While all of our local towns hold annual town elections, they don't always generate significant interest. Such is not the case this year in Groton.

Of the five seats on the Board of Selectmen, two of the terms are expiring. As it happens, both of these seats are held by long-term selectmen. If reelected, Anna Eliot would undertake her third term, Peter Cunningham, his seventh. There are four candidates for the two seats.

It's often not possible to say that one candidate for election is right and the other is wrong. Also, is a long-term selectmen with the knowledge of history under his or her belt preferable to a well qualified newcomer? Or is a belief in term limits more conducive to assuring that a key office has representatives of many backgrounds and interests.

Meaning no disrespect to any office-holder who has volunteered time and effort in service to a community, we tend to think the latter. There are both new and long-standing issues that come before a board and in each case, a new set of intelligent eyes to evaluate and deliberate seems advisable.

In terms of controversy, the position of water commissioner is generating interest, largely because of the view of incumbent James Gmeiner, and fellow commissioners, against chemical treatment of weeds in Baddacook Pond. Selectman Josh Degen is seeking to replace Gmeiner who he feels has used faulty facts in making the decision.

The data supporting safe use of the chemical under consideration to kill the weeds seems persuasive.


In any event, injecting into the debate a new member of Degen's caliber seems advisable.

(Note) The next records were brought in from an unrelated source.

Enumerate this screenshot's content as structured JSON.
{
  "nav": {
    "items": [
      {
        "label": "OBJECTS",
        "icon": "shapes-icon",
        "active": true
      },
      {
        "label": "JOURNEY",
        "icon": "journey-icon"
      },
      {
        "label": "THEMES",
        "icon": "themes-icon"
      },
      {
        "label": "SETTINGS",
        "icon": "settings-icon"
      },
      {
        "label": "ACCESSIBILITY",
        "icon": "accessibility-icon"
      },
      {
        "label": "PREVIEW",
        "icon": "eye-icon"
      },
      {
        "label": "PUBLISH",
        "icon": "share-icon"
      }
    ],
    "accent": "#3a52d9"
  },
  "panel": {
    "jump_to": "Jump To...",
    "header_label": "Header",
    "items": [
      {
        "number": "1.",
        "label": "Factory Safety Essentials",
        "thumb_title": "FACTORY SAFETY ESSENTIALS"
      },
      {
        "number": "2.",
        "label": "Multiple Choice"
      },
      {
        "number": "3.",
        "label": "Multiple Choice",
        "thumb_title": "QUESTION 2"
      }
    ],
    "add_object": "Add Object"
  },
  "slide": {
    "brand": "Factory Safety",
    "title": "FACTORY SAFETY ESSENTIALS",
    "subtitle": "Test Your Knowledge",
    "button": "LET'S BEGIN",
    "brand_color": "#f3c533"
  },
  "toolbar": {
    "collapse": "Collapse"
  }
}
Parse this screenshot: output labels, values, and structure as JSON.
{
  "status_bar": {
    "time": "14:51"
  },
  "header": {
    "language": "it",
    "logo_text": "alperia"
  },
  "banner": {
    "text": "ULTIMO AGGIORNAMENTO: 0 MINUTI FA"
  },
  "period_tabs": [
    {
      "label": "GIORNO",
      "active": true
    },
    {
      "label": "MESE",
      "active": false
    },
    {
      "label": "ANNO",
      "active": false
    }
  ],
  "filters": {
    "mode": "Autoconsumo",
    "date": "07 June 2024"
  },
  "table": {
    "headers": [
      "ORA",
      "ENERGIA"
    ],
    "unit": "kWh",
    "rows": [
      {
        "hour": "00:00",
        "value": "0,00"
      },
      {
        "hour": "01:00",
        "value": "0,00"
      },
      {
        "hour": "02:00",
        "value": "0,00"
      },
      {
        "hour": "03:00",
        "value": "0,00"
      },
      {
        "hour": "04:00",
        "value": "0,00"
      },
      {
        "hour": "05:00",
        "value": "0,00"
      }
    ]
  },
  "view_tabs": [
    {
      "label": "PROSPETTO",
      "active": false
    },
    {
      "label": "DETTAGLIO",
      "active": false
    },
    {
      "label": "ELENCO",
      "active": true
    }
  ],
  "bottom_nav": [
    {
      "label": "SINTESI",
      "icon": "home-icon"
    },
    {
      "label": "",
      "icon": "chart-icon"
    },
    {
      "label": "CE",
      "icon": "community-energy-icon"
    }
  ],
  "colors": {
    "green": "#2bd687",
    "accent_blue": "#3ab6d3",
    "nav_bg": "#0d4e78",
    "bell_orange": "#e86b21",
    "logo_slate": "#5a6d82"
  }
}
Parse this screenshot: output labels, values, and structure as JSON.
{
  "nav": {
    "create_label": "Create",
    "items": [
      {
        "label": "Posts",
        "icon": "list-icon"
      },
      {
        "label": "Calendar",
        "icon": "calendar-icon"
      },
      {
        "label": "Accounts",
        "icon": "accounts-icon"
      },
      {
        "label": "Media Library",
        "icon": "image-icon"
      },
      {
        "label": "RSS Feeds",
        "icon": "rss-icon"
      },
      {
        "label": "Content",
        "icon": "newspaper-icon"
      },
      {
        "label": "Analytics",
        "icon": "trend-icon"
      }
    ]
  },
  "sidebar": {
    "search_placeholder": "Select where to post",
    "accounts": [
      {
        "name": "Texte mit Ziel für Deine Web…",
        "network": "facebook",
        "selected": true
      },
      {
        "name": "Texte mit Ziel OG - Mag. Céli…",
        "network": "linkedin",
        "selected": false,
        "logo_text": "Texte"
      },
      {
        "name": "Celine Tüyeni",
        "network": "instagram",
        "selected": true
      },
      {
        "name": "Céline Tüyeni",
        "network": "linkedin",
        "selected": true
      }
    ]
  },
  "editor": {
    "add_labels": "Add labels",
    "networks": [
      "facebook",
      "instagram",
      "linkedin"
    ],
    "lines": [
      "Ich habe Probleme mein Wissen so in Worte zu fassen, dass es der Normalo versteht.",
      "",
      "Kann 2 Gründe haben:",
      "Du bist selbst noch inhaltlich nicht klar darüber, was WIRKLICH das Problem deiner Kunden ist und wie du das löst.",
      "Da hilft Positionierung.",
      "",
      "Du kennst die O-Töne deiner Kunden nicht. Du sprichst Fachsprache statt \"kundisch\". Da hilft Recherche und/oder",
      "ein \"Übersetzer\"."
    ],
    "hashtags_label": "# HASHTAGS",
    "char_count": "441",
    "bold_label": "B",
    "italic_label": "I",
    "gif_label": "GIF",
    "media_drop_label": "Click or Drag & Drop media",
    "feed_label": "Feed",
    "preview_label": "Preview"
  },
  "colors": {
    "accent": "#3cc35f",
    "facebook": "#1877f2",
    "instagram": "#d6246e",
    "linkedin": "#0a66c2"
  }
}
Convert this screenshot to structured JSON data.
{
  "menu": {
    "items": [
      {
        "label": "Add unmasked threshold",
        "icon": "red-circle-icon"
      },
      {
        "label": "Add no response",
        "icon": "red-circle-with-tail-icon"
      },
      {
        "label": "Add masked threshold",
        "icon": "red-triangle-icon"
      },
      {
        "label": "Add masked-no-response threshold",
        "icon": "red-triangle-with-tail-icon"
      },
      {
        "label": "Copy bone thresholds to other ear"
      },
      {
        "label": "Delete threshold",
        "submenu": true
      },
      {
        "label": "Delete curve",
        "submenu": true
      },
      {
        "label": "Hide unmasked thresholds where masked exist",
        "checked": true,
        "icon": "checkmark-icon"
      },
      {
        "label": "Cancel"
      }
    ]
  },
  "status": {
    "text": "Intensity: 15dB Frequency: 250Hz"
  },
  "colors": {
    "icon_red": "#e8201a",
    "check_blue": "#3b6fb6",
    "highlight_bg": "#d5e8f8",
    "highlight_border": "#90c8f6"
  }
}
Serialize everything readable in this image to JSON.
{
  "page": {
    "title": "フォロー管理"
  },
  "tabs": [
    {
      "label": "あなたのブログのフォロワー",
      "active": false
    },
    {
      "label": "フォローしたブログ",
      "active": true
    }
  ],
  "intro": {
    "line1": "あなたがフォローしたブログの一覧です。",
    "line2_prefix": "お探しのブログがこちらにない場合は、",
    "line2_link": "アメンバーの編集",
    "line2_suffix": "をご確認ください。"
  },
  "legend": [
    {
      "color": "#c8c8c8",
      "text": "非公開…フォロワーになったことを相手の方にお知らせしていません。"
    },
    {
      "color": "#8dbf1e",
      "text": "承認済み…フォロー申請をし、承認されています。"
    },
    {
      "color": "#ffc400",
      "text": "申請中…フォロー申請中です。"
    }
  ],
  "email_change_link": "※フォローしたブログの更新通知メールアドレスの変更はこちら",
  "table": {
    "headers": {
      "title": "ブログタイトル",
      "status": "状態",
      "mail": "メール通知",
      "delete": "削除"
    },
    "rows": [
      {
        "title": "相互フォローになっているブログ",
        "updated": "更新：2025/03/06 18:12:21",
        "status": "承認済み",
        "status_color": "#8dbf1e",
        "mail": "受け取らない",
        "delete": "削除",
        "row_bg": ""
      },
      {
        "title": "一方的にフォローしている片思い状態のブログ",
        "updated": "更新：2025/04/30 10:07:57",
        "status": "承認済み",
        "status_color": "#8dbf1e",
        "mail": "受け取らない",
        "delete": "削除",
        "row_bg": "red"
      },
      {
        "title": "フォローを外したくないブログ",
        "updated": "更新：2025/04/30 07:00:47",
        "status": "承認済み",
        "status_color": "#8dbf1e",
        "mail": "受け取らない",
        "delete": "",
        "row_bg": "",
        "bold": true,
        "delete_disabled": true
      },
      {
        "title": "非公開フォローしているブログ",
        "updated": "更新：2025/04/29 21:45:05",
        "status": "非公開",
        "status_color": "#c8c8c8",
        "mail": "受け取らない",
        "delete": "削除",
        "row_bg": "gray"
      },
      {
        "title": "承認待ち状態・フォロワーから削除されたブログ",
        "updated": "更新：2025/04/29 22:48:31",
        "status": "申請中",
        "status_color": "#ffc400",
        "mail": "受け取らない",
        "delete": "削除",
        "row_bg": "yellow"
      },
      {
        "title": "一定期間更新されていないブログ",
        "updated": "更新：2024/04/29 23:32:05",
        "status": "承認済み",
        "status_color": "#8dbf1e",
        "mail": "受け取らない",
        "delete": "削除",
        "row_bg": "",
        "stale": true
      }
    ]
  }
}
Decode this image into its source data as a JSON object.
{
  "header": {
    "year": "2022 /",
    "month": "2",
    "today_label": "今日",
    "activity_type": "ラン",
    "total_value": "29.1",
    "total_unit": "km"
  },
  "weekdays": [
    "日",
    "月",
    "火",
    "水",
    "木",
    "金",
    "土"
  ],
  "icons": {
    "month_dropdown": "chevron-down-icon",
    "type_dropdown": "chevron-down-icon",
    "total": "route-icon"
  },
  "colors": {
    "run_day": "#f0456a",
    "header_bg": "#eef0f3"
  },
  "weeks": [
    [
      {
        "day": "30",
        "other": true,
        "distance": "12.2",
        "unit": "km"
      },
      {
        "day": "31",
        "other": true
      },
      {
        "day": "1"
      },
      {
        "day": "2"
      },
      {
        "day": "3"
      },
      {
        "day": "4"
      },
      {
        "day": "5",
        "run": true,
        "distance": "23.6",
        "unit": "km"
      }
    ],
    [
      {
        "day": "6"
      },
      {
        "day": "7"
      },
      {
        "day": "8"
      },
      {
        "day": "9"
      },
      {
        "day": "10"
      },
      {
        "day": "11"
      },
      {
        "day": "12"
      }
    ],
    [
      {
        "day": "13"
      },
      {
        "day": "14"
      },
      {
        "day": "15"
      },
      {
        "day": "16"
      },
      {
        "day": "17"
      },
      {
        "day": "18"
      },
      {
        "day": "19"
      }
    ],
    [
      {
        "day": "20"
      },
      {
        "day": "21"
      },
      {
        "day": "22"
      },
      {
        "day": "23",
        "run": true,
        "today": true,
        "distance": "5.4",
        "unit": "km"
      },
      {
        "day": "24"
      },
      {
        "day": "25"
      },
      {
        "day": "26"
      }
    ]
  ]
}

While we recognize that this commission deals with issues far beyond weed treatment in area ponds, we also think Baddacook is too important to allow it to become little more than a swamp.